The executives in this story will appear at AdExchanger's Omni.Digital conference on Sept. 10, an event designed to educate marketers on advanced solutions for building seamless cross-channel brand experiences.
It’s still unclear how effective mobile advertising can be, despite its explosive growth.
One of the heaviest drags on mobile spending is the limitation of mobile measurement; vendors know progress in data collection opens budgets. For example, MediaLets CEO Richy Glassberg said that when the company began incorporating view-through metrics into its reporting – expanding mobile visibility from a single conversion into more of a funnel – ad spending on its servers increased as well.
“Most [marketers] invest because they understand that it’s strategic,” said Steve Latham, CEO at Encore Media Metrics, an attribution software provider. “But they struggle to show ROI for mobile, and it undercuts budget decisions.”

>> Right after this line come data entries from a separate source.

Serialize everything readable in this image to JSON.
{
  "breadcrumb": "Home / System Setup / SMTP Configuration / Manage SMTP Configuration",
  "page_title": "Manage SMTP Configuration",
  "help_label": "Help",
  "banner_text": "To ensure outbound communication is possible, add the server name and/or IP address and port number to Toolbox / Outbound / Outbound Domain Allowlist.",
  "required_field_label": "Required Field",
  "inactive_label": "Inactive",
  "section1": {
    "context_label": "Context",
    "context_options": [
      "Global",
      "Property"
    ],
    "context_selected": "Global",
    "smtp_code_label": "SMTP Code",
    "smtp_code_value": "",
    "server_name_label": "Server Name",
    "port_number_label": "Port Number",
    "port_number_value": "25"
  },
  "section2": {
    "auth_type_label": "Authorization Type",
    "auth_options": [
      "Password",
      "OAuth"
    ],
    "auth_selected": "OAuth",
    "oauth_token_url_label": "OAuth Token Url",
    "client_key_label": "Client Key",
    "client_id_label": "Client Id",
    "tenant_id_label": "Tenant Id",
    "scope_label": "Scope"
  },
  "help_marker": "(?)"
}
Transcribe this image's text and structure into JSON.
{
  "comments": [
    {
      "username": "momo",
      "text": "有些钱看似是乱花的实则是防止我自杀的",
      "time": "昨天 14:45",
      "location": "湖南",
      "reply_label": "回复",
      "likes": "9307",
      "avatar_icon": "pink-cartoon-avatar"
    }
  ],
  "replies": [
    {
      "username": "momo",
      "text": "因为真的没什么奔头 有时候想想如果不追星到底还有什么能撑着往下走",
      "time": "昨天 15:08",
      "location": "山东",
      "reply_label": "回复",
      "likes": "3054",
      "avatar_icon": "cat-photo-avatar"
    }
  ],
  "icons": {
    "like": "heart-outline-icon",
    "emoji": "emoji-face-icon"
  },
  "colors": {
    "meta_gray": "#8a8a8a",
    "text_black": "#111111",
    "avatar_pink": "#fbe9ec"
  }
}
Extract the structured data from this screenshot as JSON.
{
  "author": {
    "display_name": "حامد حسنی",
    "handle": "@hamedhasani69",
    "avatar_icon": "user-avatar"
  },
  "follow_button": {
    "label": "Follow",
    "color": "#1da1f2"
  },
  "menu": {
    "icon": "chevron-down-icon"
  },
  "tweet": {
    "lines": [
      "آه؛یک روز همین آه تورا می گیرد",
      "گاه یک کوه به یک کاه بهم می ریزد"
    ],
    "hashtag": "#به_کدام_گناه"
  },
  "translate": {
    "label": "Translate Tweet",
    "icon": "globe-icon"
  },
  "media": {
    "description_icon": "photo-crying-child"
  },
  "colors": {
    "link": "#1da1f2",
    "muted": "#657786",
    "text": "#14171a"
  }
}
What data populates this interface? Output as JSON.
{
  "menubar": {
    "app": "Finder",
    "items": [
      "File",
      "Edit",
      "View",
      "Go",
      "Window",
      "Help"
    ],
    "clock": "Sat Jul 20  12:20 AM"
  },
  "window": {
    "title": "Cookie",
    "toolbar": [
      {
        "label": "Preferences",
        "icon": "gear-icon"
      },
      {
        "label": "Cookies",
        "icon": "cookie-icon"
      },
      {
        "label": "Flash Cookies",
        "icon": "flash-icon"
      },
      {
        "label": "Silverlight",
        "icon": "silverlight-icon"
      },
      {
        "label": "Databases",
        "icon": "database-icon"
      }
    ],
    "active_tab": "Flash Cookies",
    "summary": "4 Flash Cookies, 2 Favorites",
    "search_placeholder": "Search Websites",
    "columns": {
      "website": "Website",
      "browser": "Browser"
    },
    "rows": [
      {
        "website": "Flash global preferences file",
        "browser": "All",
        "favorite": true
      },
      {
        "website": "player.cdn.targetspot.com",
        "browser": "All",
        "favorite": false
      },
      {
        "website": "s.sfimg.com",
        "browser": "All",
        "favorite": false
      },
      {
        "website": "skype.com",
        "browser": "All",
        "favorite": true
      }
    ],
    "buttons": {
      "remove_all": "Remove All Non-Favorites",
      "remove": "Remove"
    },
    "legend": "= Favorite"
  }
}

Limitations in mobile measurement force reliance on last-click conversions, Latham said. This is because mobile ad servers are typically restricted to a single data point on an ad click-through or conversion, whereas desktop ad servers provide access to the whole user conversion path. And, Glassberg pointed out, desktop’s 15-year head start over mobile gives it a broader amount of raw data to build upon.
But while mobile measurement accounts for the end of a sales funnel, numerous industry executives believe mobile represents an important mid-funnel marketing position (i.e., it affects user decisions but doesn’t have desktop’s direct sale utility).
Attribution firms acknowledge that as mobile experience matures the data will become more refined. But for tech companies anxious to connect marketing across channels, tracking only the final step in a long marketing funnel is like trying to fix a roof with a one-rung ladder.
Latham was surprised about the lack of urgency to solve this problem, at least outside the walls of big, closed platforms like Facebook, where marketers could do comprehensive attribution measurement if they only had access to the data.
Blaming the problem on the limitations of cookies in a mobile environment does a disservice to the industry, said Trevor Testuwide, CEO of the attribution firm Conversion Logic. Testuwide pointed that user-level tracking is possible to do, but is “labor intensive” and “heavy on integrations” for both the ad server and the analytics firm.
Testuwide and Latham both called for more vendors in the space to scale the laborious work of aggregating data from apps and collecting mobile log files.
Here’s the problem: There are numerous channel categories labeled “mobile” that should be separate. It’s now common for app developers to deep-link to the app store from the mobile web, but it’s counterproductive to conflate the strategies and metrics that are effective for mobile web ads vs. in-app ads.
Apps are “a total silo,” said Graham Ratcliffe, a co-founder and VP of product at Abakus, another attribution tech provider. Tracking individual users within the platform can be done fairly well, but it requires custom integrations across a massive ecosystem. App developers also must agree to enable measurement for marketers.
Ratcliffe said the industry is still a ways from “reaching the point where it can support fully accurate measurement,” but also that it’s important to focus on the progress, not the finish line. “Being right 60% of the time is still valuable.”
“Users aren’t necessarily purchasing on handheld devices,” Testuwide said. “But that mobile advertising is prompting a conversion on desktop later.”
The counterintuitive point Latham and Testuwide must impress on marketers is that, even if you’re laser-focused on direct sales, if you can’t fit mobile into a conversion funnel it means you will overlook its contributions.
The second-degree effects are significant as well. Ratcliffe said one performance tech vendor that licenses Abakus’s software blocks mobile activity because it won’t get credit due to the lack of tracking.